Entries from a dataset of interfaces
((
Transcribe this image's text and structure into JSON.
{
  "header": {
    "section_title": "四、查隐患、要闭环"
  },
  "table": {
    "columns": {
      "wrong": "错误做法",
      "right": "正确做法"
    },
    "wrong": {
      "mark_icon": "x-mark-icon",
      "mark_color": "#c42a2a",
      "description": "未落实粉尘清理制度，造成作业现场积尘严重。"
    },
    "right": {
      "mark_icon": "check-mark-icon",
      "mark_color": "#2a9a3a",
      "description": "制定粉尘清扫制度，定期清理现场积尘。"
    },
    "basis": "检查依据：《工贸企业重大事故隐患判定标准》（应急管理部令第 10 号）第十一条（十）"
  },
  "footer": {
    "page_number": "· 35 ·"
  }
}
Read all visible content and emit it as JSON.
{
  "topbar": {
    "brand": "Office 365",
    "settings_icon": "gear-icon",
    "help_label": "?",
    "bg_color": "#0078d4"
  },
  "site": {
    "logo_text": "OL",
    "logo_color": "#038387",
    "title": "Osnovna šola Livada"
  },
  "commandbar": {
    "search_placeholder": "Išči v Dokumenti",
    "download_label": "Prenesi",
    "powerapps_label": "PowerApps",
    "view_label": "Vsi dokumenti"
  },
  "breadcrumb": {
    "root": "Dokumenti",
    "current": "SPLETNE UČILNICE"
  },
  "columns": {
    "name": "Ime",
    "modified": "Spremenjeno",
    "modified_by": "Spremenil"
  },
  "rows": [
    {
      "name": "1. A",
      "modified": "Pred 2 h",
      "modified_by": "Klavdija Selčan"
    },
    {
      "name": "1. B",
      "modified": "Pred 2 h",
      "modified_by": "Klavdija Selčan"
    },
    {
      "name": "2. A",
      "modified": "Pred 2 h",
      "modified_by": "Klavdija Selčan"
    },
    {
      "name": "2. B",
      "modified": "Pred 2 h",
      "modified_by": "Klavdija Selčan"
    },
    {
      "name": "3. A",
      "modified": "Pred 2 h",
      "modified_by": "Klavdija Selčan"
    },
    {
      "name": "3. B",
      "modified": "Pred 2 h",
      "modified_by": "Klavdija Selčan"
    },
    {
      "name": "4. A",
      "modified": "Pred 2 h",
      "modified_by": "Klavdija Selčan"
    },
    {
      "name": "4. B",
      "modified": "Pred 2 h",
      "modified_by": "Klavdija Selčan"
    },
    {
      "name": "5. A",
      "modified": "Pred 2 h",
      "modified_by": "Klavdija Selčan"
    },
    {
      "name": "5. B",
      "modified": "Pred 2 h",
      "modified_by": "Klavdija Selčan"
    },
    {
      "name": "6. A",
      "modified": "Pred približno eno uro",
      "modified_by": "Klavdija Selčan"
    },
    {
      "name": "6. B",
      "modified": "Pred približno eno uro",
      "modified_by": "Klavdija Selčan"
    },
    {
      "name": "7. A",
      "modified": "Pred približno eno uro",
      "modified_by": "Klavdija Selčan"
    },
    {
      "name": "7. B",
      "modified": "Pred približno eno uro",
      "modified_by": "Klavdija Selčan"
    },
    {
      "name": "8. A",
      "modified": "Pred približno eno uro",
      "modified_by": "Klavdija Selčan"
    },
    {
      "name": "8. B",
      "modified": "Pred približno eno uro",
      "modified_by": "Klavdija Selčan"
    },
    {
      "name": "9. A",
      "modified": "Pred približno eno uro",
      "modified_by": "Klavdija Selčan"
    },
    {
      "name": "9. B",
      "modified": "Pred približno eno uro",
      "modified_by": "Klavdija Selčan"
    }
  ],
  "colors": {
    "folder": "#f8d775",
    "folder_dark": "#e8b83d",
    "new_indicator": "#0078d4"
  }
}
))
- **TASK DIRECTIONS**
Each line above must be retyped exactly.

- **ANSWER TO THIS TASK**
Transcribe this image's text and structure into JSON.
{
  "header": {
    "section_title": "四、查隐患、要闭环"
  },
  "table": {
    "columns": {
      "wrong": "错误做法",
      "right": "正确做法"
    },
    "wrong": {
      "mark_icon": "x-mark-icon",
      "mark_color": "#c42a2a",
      "description": "未落实粉尘清理制度，造成作业现场积尘严重。"
    },
    "right": {
      "mark_icon": "check-mark-icon",
      "mark_color": "#2a9a3a",
      "description": "制定粉尘清扫制度，定期清理现场积尘。"
    },
    "basis": "检查依据：《工贸企业重大事故隐患判定标准》（应急管理部令第 10 号）第十一条（十）"
  },
  "footer": {
    "page_number": "· 35 ·"
  }
}
Read all visible content and emit it as JSON.
{
  "topbar": {
    "brand": "Office 365",
    "settings_icon": "gear-icon",
    "help_label": "?",
    "bg_color": "#0078d4"
  },
  "site": {
    "logo_text": "OL",
    "logo_color": "#038387",
    "title": "Osnovna šola Livada"
  },
  "commandbar": {
    "search_placeholder": "Išči v Dokumenti",
    "download_label": "Prenesi",
    "powerapps_label": "PowerApps",
    "view_label": "Vsi dokumenti"
  },
  "breadcrumb": {
    "root": "Dokumenti",
    "current": "SPLETNE UČILNICE"
  },
  "columns": {
    "name": "Ime",
    "modified": "Spremenjeno",
    "modified_by": "Spremenil"
  },
  "rows": [
    {
      "name": "1. A",
      "modified": "Pred 2 h",
      "modified_by": "Klavdija Selčan"
    },
    {
      "name": "1. B",
      "modified": "Pred 2 h",
      "modified_by": "Klavdija Selčan"
    },
    {
      "name": "2. A",
      "modified": "Pred 2 h",
      "modified_by": "Klavdija Selčan"
    },
    {
      "name": "2. B",
      "modified": "Pred 2 h",
      "modified_by": "Klavdija Selčan"
    },
    {
      "name": "3. A",
      "modified": "Pred 2 h",
      "modified_by": "Klavdija Selčan"
    },
    {
      "name": "3. B",
      "modified": "Pred 2 h",
      "modified_by": "Klavdija Selčan"
    },
    {
      "name": "4. A",
      "modified": "Pred 2 h",
      "modified_by": "Klavdija Selčan"
    },
    {
      "name": "4. B",
      "modified": "Pred 2 h",
      "modified_by": "Klavdija Selčan"
    },
    {
      "name": "5. A",
      "modified": "Pred 2 h",
      "modified_by": "Klavdija Selčan"
    },
    {
      "name": "5. B",
      "modified": "Pred 2 h",
      "modified_by": "Klavdija Selčan"
    },
    {
      "name": "6. A",
      "modified": "Pred približno eno uro",
      "modified_by": "Klavdija Selčan"
    },
    {
      "name": "6. B",
      "modified": "Pred približno eno uro",
      "modified_by": "Klavdija Selčan"
    },
    {
      "name": "7. A",
      "modified": "Pred približno eno uro",
      "modified_by": "Klavdija Selčan"
    },
    {
      "name": "7. B",
      "modified": "Pred približno eno uro",
      "modified_by": "Klavdija Selčan"
    },
    {
      "name": "8. A",
      "modified": "Pred približno eno uro",
      "modified_by": "Klavdija Selčan"
    },
    {
      "name": "8. B",
      "modified": "Pred približno eno uro",
      "modified_by": "Klavdija Selčan"
    },
    {
      "name": "9. A",
      "modified": "Pred približno eno uro",
      "modified_by": "Klavdija Selčan"
    },
    {
      "name": "9. B",
      "modified": "Pred približno eno uro",
      "modified_by": "Klavdija Selčan"
    }
  ],
  "colors": {
    "folder": "#f8d775",
    "folder_dark": "#e8b83d",
    "new_indicator": "#0078d4"
  }
}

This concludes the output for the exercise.